If you turn on and off a load, be it flaps, lights, etc, you are just increasing the drain on the battery. I don't see what that proves other than that whatever you turned on does in fact draw power. I don't see how that proves your alternator is producing power.
Doug - the alternator makes up the difference between the load and what the battery puts out. A 20 amp draw should show 20 amps on the positive side of the gauge if the alternator is operating correctly. If not, it'll show 20 amps on the negative side. This is assuming a fully charged battery.
Originally posted by jerryp Doug - the alternator makes up the difference between the load and what the battery puts out. A 20 amp draw should show 20 amps on the positive side of the gauge if the alternator is operating correctly. If not, it'll show 20 amps on the negative side. This is assuming a fully charged battery.
Actually, a 20 amp draw with the alternator operating properly will show 0 draw.

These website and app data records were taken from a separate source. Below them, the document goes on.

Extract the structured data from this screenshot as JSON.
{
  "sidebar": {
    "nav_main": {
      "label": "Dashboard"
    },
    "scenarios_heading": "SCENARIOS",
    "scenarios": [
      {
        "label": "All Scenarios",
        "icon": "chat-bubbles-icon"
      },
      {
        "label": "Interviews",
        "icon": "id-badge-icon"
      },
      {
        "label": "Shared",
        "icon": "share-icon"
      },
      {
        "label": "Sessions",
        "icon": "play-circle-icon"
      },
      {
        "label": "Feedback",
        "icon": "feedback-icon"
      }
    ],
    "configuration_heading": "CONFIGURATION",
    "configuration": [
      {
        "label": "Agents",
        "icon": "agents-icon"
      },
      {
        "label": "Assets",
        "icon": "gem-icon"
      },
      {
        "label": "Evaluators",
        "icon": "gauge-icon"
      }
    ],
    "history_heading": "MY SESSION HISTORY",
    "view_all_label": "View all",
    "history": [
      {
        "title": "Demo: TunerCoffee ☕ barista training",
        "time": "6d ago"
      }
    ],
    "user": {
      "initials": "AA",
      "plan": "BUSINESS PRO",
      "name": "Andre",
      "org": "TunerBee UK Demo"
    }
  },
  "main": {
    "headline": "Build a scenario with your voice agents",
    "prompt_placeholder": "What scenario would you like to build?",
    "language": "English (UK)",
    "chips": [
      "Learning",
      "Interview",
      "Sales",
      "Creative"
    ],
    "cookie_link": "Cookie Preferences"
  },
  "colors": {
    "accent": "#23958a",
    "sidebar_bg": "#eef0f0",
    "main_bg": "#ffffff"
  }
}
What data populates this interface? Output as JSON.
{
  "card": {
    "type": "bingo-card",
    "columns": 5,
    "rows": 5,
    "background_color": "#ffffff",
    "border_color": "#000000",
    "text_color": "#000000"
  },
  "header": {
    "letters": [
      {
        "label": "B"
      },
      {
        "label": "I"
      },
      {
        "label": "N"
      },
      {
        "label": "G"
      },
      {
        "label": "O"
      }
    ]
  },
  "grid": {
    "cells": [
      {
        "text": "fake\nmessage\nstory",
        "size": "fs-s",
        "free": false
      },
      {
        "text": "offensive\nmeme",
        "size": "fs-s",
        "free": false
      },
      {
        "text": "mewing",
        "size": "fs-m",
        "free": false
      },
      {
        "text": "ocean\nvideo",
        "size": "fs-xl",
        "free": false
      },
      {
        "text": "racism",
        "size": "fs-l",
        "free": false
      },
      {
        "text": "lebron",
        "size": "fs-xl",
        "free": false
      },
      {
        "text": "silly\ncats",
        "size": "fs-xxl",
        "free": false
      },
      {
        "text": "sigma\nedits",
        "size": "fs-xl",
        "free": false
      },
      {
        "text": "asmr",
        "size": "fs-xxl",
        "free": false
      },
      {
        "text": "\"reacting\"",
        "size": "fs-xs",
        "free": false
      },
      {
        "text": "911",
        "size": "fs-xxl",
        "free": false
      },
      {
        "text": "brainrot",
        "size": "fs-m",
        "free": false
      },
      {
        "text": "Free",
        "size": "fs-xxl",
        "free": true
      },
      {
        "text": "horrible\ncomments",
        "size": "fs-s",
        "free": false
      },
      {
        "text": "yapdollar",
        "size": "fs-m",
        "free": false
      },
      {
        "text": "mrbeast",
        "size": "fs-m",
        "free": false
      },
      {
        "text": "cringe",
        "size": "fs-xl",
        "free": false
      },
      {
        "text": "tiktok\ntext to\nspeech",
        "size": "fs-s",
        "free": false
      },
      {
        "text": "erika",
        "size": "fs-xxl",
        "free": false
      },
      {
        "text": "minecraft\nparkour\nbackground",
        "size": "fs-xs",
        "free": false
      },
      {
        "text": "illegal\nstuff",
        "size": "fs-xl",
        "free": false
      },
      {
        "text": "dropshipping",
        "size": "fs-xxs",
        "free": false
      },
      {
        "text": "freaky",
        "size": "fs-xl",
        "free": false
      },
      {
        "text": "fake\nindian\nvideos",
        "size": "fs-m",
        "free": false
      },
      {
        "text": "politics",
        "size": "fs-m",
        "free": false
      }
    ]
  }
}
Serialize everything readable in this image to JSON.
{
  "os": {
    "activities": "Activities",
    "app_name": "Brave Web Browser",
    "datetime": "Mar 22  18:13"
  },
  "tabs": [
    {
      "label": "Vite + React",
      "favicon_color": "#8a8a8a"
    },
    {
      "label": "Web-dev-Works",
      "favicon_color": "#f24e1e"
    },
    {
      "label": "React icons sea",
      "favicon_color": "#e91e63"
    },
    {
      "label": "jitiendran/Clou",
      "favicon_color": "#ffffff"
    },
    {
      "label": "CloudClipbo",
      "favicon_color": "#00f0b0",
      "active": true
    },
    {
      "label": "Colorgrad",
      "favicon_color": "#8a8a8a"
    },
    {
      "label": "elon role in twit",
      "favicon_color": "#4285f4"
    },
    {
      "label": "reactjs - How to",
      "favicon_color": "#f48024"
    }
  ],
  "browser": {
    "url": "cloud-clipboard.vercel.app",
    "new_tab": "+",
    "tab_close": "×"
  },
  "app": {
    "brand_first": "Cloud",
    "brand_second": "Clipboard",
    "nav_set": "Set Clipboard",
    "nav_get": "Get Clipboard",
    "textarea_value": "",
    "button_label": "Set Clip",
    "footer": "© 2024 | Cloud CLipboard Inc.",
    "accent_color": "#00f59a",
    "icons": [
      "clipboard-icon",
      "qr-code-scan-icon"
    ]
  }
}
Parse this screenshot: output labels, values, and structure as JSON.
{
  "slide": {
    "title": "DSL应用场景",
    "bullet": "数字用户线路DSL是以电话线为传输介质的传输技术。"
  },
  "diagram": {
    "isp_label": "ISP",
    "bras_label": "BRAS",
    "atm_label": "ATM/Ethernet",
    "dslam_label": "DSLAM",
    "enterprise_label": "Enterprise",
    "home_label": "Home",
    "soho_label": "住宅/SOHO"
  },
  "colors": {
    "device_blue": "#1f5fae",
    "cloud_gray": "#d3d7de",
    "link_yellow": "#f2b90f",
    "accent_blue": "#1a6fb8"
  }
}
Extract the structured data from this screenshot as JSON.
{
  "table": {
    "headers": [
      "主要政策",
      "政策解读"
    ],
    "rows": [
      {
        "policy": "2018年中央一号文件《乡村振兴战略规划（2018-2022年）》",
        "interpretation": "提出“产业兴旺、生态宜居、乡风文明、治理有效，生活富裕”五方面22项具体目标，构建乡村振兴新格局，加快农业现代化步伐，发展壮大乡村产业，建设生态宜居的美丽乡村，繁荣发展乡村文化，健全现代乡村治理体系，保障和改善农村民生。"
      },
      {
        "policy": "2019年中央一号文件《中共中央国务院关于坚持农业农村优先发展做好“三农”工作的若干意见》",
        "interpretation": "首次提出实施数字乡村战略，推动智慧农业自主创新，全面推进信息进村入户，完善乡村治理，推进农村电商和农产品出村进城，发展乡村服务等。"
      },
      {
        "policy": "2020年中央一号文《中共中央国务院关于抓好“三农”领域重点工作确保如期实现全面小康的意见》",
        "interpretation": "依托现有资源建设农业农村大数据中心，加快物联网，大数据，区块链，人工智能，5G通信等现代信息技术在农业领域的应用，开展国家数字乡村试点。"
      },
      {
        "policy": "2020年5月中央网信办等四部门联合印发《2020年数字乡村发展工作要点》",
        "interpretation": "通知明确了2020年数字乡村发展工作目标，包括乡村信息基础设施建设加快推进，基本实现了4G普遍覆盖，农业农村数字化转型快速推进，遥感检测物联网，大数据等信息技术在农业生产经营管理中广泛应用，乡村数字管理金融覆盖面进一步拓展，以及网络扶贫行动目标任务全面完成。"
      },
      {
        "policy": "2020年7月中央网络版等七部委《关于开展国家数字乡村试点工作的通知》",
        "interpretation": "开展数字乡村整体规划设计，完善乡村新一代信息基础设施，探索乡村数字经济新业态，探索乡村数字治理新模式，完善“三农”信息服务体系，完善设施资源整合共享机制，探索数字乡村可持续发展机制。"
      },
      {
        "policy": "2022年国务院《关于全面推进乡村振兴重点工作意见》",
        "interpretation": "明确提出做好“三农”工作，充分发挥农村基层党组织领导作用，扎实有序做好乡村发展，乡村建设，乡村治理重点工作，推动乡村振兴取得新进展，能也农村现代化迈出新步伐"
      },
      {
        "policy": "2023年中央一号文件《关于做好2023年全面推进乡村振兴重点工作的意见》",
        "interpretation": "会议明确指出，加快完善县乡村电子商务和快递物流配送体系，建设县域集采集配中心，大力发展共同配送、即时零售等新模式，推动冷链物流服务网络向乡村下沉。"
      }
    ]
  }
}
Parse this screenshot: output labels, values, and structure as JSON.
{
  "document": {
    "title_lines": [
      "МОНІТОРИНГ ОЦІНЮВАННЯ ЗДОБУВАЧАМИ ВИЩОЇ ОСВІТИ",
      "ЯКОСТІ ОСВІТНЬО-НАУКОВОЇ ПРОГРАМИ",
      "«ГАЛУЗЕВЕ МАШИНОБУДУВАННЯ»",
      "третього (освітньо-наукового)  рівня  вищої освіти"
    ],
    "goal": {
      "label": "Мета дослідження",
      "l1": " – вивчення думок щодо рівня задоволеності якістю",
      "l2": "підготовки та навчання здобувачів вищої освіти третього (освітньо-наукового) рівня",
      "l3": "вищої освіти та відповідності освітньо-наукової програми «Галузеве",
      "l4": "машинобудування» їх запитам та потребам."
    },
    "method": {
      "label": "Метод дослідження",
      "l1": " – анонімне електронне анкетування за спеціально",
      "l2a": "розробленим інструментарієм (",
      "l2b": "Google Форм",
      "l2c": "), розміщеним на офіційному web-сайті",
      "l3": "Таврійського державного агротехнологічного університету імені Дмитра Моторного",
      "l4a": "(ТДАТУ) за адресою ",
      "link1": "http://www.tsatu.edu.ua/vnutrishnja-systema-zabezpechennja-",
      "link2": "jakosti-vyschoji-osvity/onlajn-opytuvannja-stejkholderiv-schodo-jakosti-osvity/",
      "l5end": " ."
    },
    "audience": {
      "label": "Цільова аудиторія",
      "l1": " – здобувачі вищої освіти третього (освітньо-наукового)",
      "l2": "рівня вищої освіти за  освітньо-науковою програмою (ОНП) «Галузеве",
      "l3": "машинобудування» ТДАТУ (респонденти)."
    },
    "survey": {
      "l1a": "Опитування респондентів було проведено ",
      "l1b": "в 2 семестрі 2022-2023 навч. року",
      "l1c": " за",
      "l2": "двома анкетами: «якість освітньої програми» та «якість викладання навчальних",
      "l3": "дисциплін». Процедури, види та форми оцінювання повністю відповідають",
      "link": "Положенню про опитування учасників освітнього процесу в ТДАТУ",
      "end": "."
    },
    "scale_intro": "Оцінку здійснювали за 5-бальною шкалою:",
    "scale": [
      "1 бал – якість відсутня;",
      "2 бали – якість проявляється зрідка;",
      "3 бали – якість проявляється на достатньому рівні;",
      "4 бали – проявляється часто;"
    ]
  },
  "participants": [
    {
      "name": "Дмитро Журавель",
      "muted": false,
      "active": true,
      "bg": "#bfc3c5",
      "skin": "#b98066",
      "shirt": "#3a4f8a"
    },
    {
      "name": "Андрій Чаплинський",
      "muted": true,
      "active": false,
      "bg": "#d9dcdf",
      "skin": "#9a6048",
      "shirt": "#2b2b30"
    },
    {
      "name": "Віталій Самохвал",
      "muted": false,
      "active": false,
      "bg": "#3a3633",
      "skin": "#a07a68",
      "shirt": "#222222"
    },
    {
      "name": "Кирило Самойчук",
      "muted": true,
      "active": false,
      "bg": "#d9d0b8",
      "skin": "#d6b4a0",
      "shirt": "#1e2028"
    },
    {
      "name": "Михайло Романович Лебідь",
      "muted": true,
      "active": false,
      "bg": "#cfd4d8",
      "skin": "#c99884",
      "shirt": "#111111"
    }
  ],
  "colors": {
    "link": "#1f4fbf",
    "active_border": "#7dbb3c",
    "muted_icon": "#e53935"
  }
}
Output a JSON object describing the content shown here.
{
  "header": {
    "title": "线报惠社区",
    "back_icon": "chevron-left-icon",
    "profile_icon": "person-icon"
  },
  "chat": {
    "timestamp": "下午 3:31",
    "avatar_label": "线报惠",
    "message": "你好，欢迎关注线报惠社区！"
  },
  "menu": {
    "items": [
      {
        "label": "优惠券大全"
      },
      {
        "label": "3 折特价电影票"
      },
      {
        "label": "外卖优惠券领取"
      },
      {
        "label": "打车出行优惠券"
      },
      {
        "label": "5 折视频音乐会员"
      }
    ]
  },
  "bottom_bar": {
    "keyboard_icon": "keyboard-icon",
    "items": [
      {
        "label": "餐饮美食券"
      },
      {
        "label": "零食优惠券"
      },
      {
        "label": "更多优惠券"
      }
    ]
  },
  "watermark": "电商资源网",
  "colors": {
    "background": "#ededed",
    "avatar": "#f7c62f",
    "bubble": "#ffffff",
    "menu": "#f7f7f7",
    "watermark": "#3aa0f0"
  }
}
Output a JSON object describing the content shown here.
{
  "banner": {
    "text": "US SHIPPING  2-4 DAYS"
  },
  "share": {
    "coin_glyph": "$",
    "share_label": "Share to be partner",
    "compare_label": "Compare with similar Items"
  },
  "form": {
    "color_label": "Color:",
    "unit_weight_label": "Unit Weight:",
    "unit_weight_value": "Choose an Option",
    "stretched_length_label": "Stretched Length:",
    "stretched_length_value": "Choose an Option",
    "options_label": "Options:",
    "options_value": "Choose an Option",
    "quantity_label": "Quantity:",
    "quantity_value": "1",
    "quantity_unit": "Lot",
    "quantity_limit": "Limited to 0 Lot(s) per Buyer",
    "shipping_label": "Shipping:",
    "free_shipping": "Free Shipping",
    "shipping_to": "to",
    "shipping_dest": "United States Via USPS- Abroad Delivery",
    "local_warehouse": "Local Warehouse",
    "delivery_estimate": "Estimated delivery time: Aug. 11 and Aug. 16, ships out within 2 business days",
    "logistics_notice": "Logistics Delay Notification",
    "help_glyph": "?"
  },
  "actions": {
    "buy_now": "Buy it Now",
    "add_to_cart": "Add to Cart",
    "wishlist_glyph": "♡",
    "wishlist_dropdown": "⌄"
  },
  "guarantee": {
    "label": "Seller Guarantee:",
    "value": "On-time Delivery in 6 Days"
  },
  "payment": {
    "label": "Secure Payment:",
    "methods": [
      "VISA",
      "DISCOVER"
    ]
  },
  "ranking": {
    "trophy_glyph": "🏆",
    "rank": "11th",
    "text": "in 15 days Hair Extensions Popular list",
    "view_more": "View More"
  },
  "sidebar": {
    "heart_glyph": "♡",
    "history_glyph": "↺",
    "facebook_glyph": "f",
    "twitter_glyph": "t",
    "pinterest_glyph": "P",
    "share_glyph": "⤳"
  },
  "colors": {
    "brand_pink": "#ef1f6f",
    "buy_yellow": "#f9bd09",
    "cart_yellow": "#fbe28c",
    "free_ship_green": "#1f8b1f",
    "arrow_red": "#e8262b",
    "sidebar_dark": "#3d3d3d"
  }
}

The ammeter shows the load on the battery, not the load on the alternator. A loadmeter shows the load on the alternator.
When you start the engine, you show a discharge because you are pulling from the battery. After the engine starts and the alternator comes online, you show a charge to the battery until the battery becomes fully charged. With the battery fully charged, you have the same potential coming form the battery as is coming from the alternator. You show nothing on your ammeter. When you lower the flaps, turn on a light, etc, the electric device has not counter EMF (Electro Magnetic Force) to provide resistance to the current flow. So you initially get a very high current draw. The alternator senses this draw and takes a splt second to match the current. The counter EMF slows the current flow very quickly, so the alternator never needs to put out the full current needed to turn the light on or get the motor started, etc. Since the extra current draw isn't coming from the alternator, it comes from the battery. This is the temporary discharge when you turn an item on. Once the alternator catches up to the current draw, you will see a momentary charge to the battery to replenish it, then back to 0 even though the alternator is now putting out more current.
The reason why turning the alternator switch off is not the best idea is that if you only have radios on and nothing else, you may not be able to detect a siginificant draw to determine the alternator is working. Also, the alternator may only be putting out a limited amount of current, so turning on landing light and moving flaps, etc will place a larger load to insure it is operating normally. If it is going to burn out, better to find out on the ground rather than the first time you go to lower your flaps.
There is no damage or problems caused by turning the switch off however. It is an old wivestail that you will cause the brushes to arc. They arc all the time anyway.